When filling my gas cans, I pay extra for fuel with no ethanol it. This blend of gas is better for small engines like those found in chain saws and generators. I add some Stabil or PRI-G when I fill the can to extend the shelf life of the gasoline.

I would add buying batteries to the “fuel up” list. Think of the devices you have, such as lanterns, radios and flashlights, and pick up a few extra packages of the whatever size battery you need.

Buy Bags of Dirt

This is on my personal list, even though I have a dozen bags here on standby. If you are building an expedient fallout shelter, fill sand bags or buy bags of garden soil, top soil, raised bedding mix, or similar products that can absorb radiation. If many ground bursts go off or one is within a few hundred miles, you could experience a high level of fallout. You can use those bags of dirt to build a radiation shield to help protect you and your family.

I plan to use the bags instead of sandbags. I will pile them on the floor above our basement shelter. One layer is good, two is even better. Outside the house, I will pile loads of bags or stacks of firewood against any part of the foundation that is exposed above ground.

If dirt is not available, bags of cement will work, as will bags of gravel, rows of brick or stacks of pavers. Any kind of heavy, dense material between you and the fallout will help reduce your exposure to the radiation.

When the Missiles Fly

If we reach a point where there are ballistic missiles inbound, your best bet is to head to your basement. If you don’t have a basement, go to an inside room of your house or apartment. You want to stay away from windows that might cause broken glass to fly into the room.

If you are in a blast zone that is hit by an airburst, chances are you will be dead in a blink of the eye and won’t feel any pain. Further from the zone, fire and the concussive force of the blast will be a bigger problem. This is the worst area to be located during or after a nuclear detonation, as it may not knock down buildings and cause fires as well as expos you to a dangerous dose of radiation. It’s important to remember, however, that people in Hiroshima lived because they were protected by a brick or stone wall, so survival is possible.

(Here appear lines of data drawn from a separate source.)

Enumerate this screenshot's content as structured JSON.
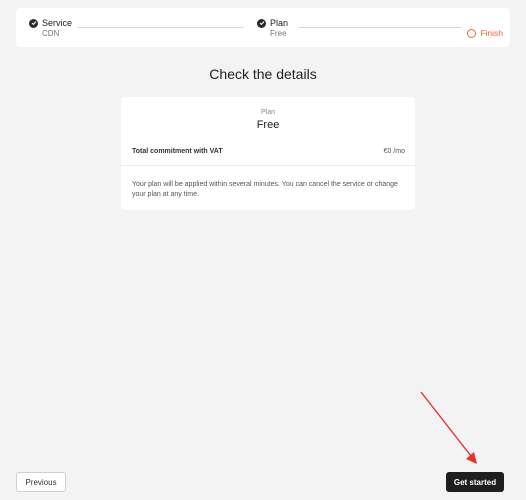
{
  "stepper": {
    "steps": [
      {
        "title": "Service",
        "value": "CDN",
        "status": "done"
      },
      {
        "title": "Plan",
        "value": "Free",
        "status": "done"
      }
    ],
    "finish_label": "Finish"
  },
  "main": {
    "heading": "Check the details",
    "card": {
      "plan_label": "Plan",
      "plan_value": "Free",
      "commitment_label": "Total commitment with VAT",
      "commitment_value": "€0 /mo",
      "note": "Your plan will be applied within several minutes. You can cancel the service or change your plan at any time."
    }
  },
  "footer": {
    "previous_label": "Previous",
    "get_started_label": "Get started"
  },
  "colors": {
    "accent": "#e8643a",
    "annotation_arrow": "#e8312a",
    "primary_button": "#1e1e1e"
  }
}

Outside the blast zone and the reach of the immediate explosive effects of the detonation, you are likely to survive unscathed. The problem then becomes surviving the fallout. Air bursts, which will likely be used against cities and other soft targets, will create little fallout. Ground bursts, which are intended to destroy underground bunkers, missile silos, protected submarine pens, and other hardened targets, will throw tons of radioactive contaminants into the air. The heaviest particles, like clods of dirt and stone, will fall out immediately downwind. Lighter particles will stay airborne longer and fall out further downwind. The further away you are, the more time that passes, and the less radioactivity fallout will exhibit. Still, fallout can remain dangerous, especially when consumed or inhaled.


As we reported earlier this month, scientists think a nuclear war between the U.S. and Russia will leave many survivors. After the exchange, the challenge will be surviving the long-term aftereffects, including nuclear winter, which could lead to colder temperatures, less food production, and starvation. This is where your general preps could help.

Outside of a dinosaur-killing asteroid strike, nuclear war is the worst-case survival scenario, and right now it is the more likely of the two. The deaths and physical devastation will be great, but the lingering aftereffects could be even worse. I expect humanity will survive. The question is, will you and I? We can only try our best and prepare as hard as possible.